About a mile outside of town, the River Park Road area provides some of the best winter habitat for the tiny American tree sparrow, which will head north come spring, said Day. At the Hotchkiss wastewater treatment plant's settling ponds, a flock of about 25 magpies, as well as American widgeon and gadwalls had gathered.
Once on Scenic Mesa Road, the group stopped to watch an American Kestral sit atop a power pole and feast on fresh junco.
The Black Phoebe was spotted at the Hotchkiss National Fish Hatchery and the red-naped sapsuckers were at Crawford Cemetery. Rosy finches were at a private feeder.
The nation's longest-running citizen science-based bird project, this year's CBC was held Dec. 14 through Jan. 5. Results will guide Audubon science throughout the coming year. According to the Audubon Society's website, each count covers established circles roughly 15 miles in diameter. The bird count provides one of two pools of information for ornithologists and biologists on how the nation's birds are faring over time. The Audubon Society also holds the "Great Backyard Bird Count," held each February during President's Day week.
The Christmas Bird Count was started in 1900 by ornithologist Frank Chapman, according to the Audubon Society. At the time, a holiday tradition known as the "Side Hunt" had hunters competing for shooting the biggest pile of feathered and furry quarry. Chapman, an early officer in the newly-formed Audubon Society, proposed the bird count to counter damages done by the hunt.
According to Day, the BCAS has participated in the bird count in Hotchkiss since the late 1960s or early 1970s.
Interested participants of all birdwatching levels can register, learn more and see results of past bird counts at www.audubon.org. Membership in the National Audubon Society is $20 and includes a subscription to Audubon magazine.
The Black Canyon Audubon Society also holds other bird-watching events throughout the year. Annual membership to the BCAS is $10 and includes an electronic copy of its quarterly newsletter (or $15 to receive the newsletter through the mail). All dues are spent locally.

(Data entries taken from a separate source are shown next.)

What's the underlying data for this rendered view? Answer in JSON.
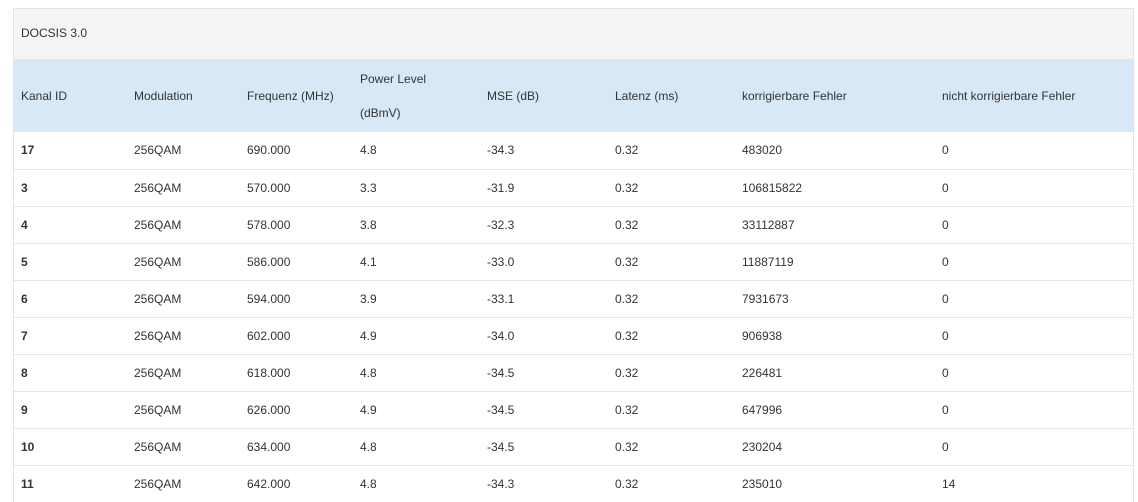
{
  "panel": {
    "title": "DOCSIS 3.0"
  },
  "table": {
    "headers": {
      "kanal_id": "Kanal ID",
      "modulation": "Modulation",
      "frequenz": "Frequenz (MHz)",
      "power_level_1": "Power Level",
      "power_level_2": "(dBmV)",
      "mse": "MSE (dB)",
      "latenz": "Latenz (ms)",
      "korr": "korrigierbare Fehler",
      "nicht_korr": "nicht korrigierbare Fehler"
    },
    "rows": [
      [
        "17",
        "256QAM",
        "690.000",
        "4.8",
        "-34.3",
        "0.32",
        "483020",
        "0"
      ],
      [
        "3",
        "256QAM",
        "570.000",
        "3.3",
        "-31.9",
        "0.32",
        "106815822",
        "0"
      ],
      [
        "4",
        "256QAM",
        "578.000",
        "3.8",
        "-32.3",
        "0.32",
        "33112887",
        "0"
      ],
      [
        "5",
        "256QAM",
        "586.000",
        "4.1",
        "-33.0",
        "0.32",
        "11887119",
        "0"
      ],
      [
        "6",
        "256QAM",
        "594.000",
        "3.9",
        "-33.1",
        "0.32",
        "7931673",
        "0"
      ],
      [
        "7",
        "256QAM",
        "602.000",
        "4.9",
        "-34.0",
        "0.32",
        "906938",
        "0"
      ],
      [
        "8",
        "256QAM",
        "618.000",
        "4.8",
        "-34.5",
        "0.32",
        "226481",
        "0"
      ],
      [
        "9",
        "256QAM",
        "626.000",
        "4.9",
        "-34.5",
        "0.32",
        "647996",
        "0"
      ],
      [
        "10",
        "256QAM",
        "634.000",
        "4.8",
        "-34.5",
        "0.32",
        "230204",
        "0"
      ],
      [
        "11",
        "256QAM",
        "642.000",
        "4.8",
        "-34.3",
        "0.32",
        "235010",
        "14"
      ]
    ]
  }
}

watching events throughout the year. Annual membership to the BCAS is $10 and includes an electronic copy of its quarterly newsletter (or $15 to receive the newsletter though the mail). All dues are spent locally.